• A robust sales onboarding program. In other words, on week one, do one set of activities; on week two, do a different set of activities; and on week three, do another set of specific activities. Viola, your new rep is onboarded.
• Certifications that are managed in-person with managers during “Message Fest”-type events at sales kick-off meetings or through call reviews. In any event, you’re certifying reps to some extent.
• Updated messaging—buyer/customer information, battle cards, and so forth. Whether your reps use or absorb this content and complete their learning is another battle entirely.
· A combination of in-person and online tools, including video-based peer-to-peer learning.
The First—and 400th—Week in SalesOnboarding is a huge part of the equation but by no means the sole factor. Although reps may complain, they need a range of development opportunities. At the bare minimum, reps should have anytime-access to complete core job-related development on their terms.

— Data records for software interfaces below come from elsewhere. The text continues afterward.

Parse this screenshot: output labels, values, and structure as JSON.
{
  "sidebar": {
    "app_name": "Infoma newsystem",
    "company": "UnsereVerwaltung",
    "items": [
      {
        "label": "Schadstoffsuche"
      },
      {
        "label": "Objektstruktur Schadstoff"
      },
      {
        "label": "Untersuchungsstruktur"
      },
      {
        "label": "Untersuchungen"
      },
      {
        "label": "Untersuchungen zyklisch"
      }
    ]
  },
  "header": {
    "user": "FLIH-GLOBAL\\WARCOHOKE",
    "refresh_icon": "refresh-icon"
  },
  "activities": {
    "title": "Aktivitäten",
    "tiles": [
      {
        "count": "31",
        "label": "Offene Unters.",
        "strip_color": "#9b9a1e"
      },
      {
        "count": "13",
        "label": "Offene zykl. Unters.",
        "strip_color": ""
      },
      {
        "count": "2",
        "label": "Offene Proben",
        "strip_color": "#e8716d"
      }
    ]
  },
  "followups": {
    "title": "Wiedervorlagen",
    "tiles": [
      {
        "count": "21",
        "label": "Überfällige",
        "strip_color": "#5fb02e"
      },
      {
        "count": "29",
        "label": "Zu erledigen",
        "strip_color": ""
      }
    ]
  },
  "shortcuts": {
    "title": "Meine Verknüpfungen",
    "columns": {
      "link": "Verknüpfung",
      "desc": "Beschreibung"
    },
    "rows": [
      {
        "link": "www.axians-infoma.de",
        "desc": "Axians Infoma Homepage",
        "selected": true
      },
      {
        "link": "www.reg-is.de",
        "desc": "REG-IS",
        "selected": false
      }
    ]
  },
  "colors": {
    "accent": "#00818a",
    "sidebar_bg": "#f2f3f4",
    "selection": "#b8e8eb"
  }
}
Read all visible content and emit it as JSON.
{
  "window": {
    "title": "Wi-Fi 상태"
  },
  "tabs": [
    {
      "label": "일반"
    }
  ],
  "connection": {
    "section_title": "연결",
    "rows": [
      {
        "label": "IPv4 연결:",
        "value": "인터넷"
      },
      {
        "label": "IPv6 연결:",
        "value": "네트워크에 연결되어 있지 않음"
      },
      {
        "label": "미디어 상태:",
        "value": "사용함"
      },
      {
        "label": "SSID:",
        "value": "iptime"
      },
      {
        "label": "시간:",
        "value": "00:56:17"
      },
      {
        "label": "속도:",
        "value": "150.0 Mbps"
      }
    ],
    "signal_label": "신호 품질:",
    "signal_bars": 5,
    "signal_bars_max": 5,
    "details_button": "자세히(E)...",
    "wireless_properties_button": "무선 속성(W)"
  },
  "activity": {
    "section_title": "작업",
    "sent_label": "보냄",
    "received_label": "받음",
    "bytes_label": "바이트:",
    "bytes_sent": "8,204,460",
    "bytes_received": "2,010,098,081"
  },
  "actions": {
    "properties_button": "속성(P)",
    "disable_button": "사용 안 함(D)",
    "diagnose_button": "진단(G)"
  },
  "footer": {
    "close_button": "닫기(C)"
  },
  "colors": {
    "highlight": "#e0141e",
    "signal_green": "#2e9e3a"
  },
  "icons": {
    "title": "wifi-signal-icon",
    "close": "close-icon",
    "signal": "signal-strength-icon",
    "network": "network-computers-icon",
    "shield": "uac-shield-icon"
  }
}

• Reps need information on the specific processes and practices for their current role.
• Reps need occupational or job-related skills needed to perform the role. For sales teams, this usually means a mixture of sales skills and product or service knowledge.
• Reps need transferable, or soft, skills such as active listening, empathy, and communication that can be carried from role to role throughout a person’s career.
What’s more, new reps need to be able to pick and choose from these various development opportunities where they need—and want—to grow.
You’ve Got Skills? Prove ItCertifications. Before your reps get on the phone or an airplane, it’s imperative they are confident. Start by offering learning and training opportunities that deepen reps’ skills for the job they are performing and begin to develop their competency to perform additional tasks. This training enables reps to grow within your company as they expand their skill sets. As much as they may grit their teeth, providing opportunities for certification is like medicine: It may taste bad initially, but it helps them later.
Practice. What’s the best way to make certifications less painful? Allow multiple opportunities for “stressful” practice. Asking reps to practice with their peers may be one of the most nerve-wracking requests you can hand to salespeople, but it’s also one of the most enriching. If you can create low-middle stakes, opportunities for peer-to-peer practice, reps will try hard to do their best (and impress their peers).
Knowledge management. Amplify the brain trust you already have. Leverage the collective insights of your sales reps on an ongoing basis. Create a knowledge base that’s accessible to all. No more answering the question, “How is Sam pitching?”
Feedback. Offering multiple avenues of feedback is critical. Ensure reps get feedback from managers, peers, and customers. In fact, creating a culture of feedback among your sales team can take the pressure off sales managers to give all the constructive input. (And no, we don’t mean just telling each other “good job!”) You need to enable sales reps to give good feedback, which may require training.
Ready to learn more? Join us October 8-9, 2019, in Las Vegas for the ATD SELL Conference.
Editor’s note: This post is adapted from Instructure’s e-book, Sales Team 2.0: 6 Essentials for Developing Your Sales Team.